There is no power steering, and we realized that as soon as we tried to turn the flat bottomed steering wheel while the 4C was standing still. In other words, the Alfa Romeo dumped the weight of a hydraulic or an electric power steering system.

The audio system is pretty rudimentary too. This test model had no satellite radio, no CD player and no USB jack. Although there was an auxiliary jack and a slot for an SD card, there was no navigation system either.

And the sheet metal, well, it’s not exactly metal. Alfa Romeo says that attached to the 4C’s monocoque are front and rear cell structures, roof reinforcements and an engine-mounting frame made from lightweight aluminum.

The bodywork is SMC (sheet molding compound), a composite that’s 20 percent lighter but more rigid than steel.
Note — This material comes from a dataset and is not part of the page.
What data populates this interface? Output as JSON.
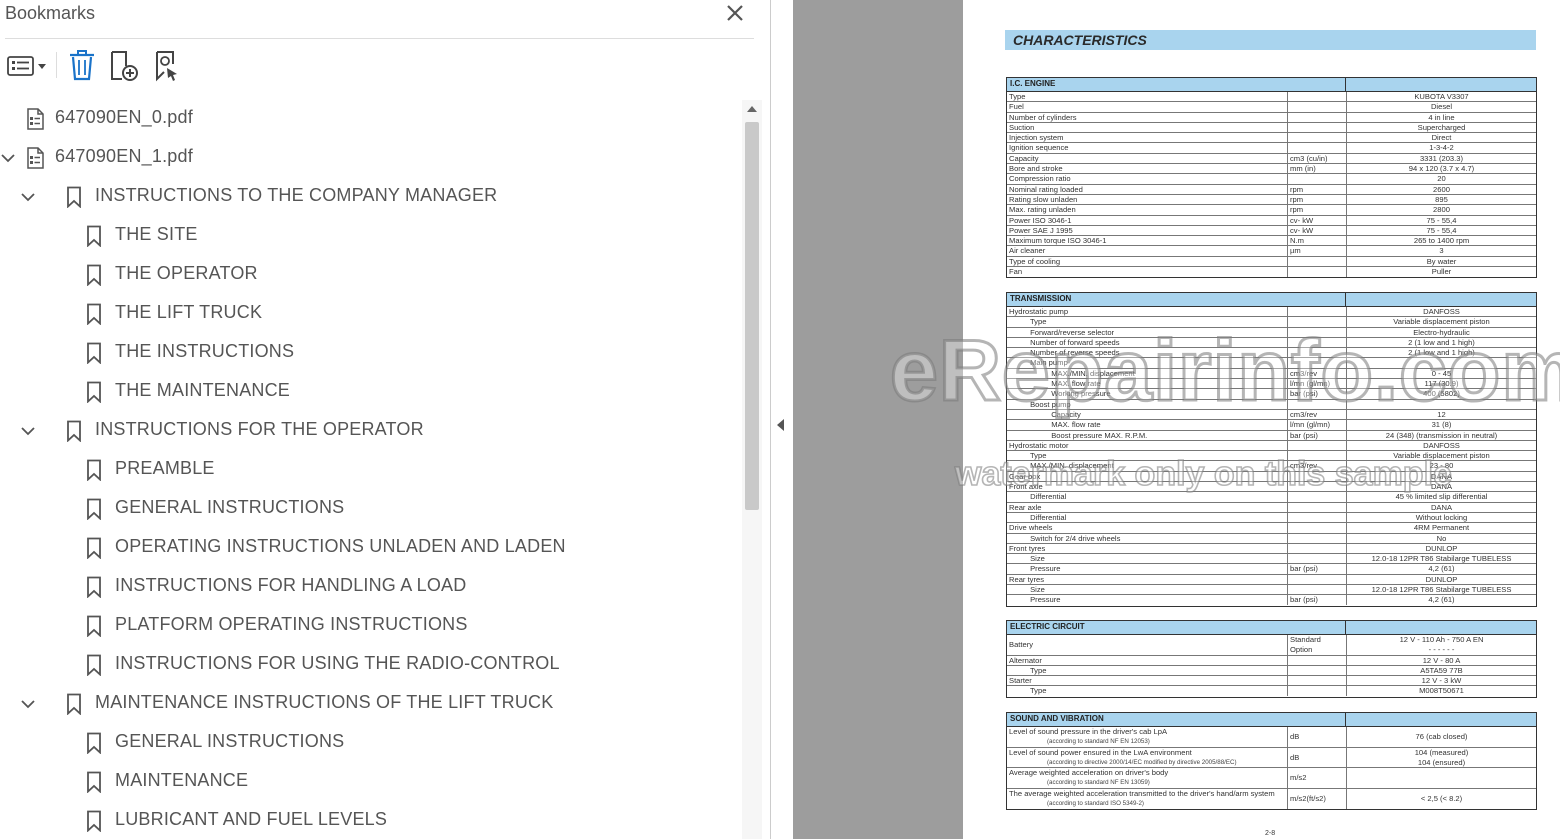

It was used on the 4C to create the swerves and curves that makes the car even more distinctive than just its diminutive size. The fascia and rear spoiler are made of injected polyurethane.

What appeared to be the CPU or audio system controller popped out of the dash and it looked more like a small point-and-shoot camera. Did I say this was a different kind of car? If you care about creature comforts, then the Alfa Romeo 4C is not for you, trust me.

But if you care about fun, the 4C has it to spare. As with all fun cars, the good times start with the engine. In this case, it was a mid-mounted 1.7 liter direct injected turbocharged four cylinder aluminum engine that made 237 horsepower and 258 pound-feet of torque.

Alfa Romeo said, “A new generation turbocharger features a pulse-converter exhaust manifold to exploit pressure waves and boost torque at low-engine speeds. A waste gate valve adjusts turbo pressure and improves the engine’s efficiency. Advanced scavenging technology enables the Alfa Romeo 4C to maximize torque at low engine speeds and deliver more response to driver input by increasing combustion efficiency and turbine speed, all while eliminating turbo lag. As a result, torque delivery is instantaneous, with a peak of 258 ft.-lb. (350 Nm); 80 percent of which is available at only 1,700 rpm.

“Teamed to the all-aluminum engine is a paddle-shifting Alfa TCT twin-clutch (six-speed automatic) transmission, which has been specifically tuned for the all-new Alfa Romeo 4C. With its uniquely calibrated software that adjusts with the Alfa DNA selector system, the Alfa TCT’s gearshifts are designed to become most aggressive in the Dynamic and Race modes. The Alfa TCT system also integrates a “launch control” mode – delivering the utmost acceleration possible as soon as the driver releases the brake.”

Weighing less than 2,500 lbs., the Alfa Romeo 4C can get to 60 mph from a standstill in 4.3 seconds. It has a top speed of 160 mph and has an amazing curb weight to power ratio of 10.4 lbs. to every one horsepower. And praise to the highway spirits, the thing was fuel efficient. It has an EPA rating of 24 mpg in the city, 34 mpg on the highway and 28 mpg combined.

In English, the 4C is exceptionally fast. Once, I aggressively accelerated from in front of my driveway and the car reached more than 50 mph three or four driveways down the street. No matter the speed I was traveling at, every push on the accelerator brought titillation. I couldn’t let the rear-wheel-drive Alfa Romeo 4C even get close to getting loose on surface streets; it was just too fast.

The manual rack and pinion steering translated driver input instantly. The car’s suspension let me feel exactly what was transpiring between vehicle and road. And the aural experience was even more vivid, because I could see the engine out of the corner of our right eye through the polyurethane wall separating its mid-mounted compartment from the cockpit which was surprisingly spacious. Again, this is a different kind of car. But it is seasonal; I can’t image driving the Alfa 4C during winter months in climates where there is a real winter; you know, snow, slush, ice that sort of stuff.

Only 1,000 Alfa Romeo 4Cs will be sold in the North American market annually. And it is a safe bet that with a base price of $53,900, Alfa Romeo won’t have a problem selling every last one of them. Our tester with options and freight charge was $60,195.

Frank S. Washington is editor of